Between myself and Charlie, the Ironheads 33.4mm K-model front end was kitted out with completely custom internals. The mods help the dinosaur front end function like actual suspension. With custom compression, dampening and top out springs to make sure the ride is as good as you can get from an 8”over set up.
One of our last fab jobs was building the exhaust, it’s a fun job on any bike, but I had a lot of fun making this one. It’s a Stainless steel Custom exhaust, 1 ¾” diameter that snakes under the right foot peg, and finished out past the back wheel, straight through. Tack it up, back purge, tig weld, finish back and brush finish the lot when you’re done. The exhaust note out of this thing is amazing: the perfect crackle, and that nice gurgle over run that you want out of the old boy Harley.
Wiring this old dog up was a dream. 3 wires to the front light, 3 wires to the rear, link up the ignition and kill switch, charge the battery and it was done. The only tricky part was fabricating a brake switch onto the front lever and running a single wire from the switch. That meant the dimmer circuit on the LED brake lights to achieve the 50% running 100% brake light was swapped to work on the -ve side.

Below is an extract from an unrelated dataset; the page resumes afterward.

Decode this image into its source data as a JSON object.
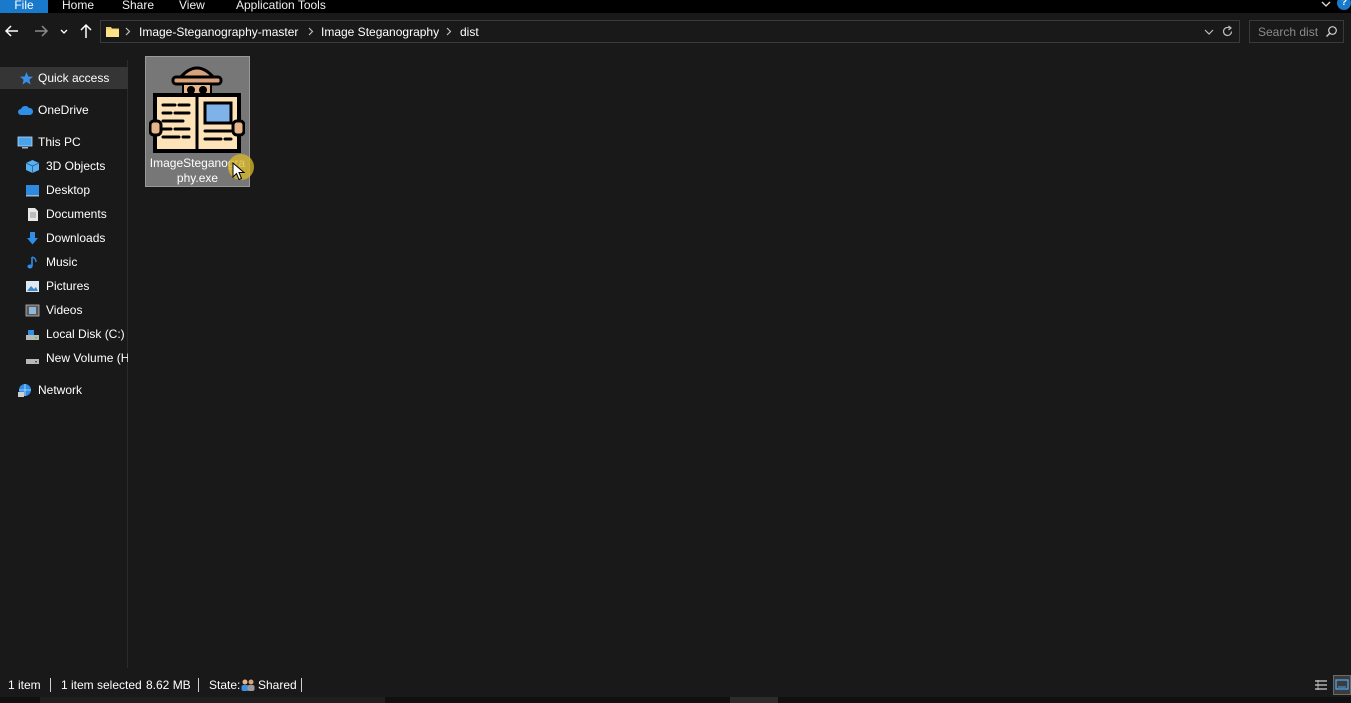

I was hesitant to kick the Ironhead over for the first time after seeing so many bikes kick back on people and shoes go flying over the years. Surprisingly, after sitting so long, the 1972 Ironhead fired up second kick and ran! Sent out to Dan again to get the tune dailled in and make sure the 1972 IOronhead was ready for the road, now it was actually rideable!
I have to say I can see why people love these things so much. The clunks and pops of the old engine, knees in the breeze. Scarily choppers are starting to make a lot of sense to me know. I guess I’m gonna need another bike.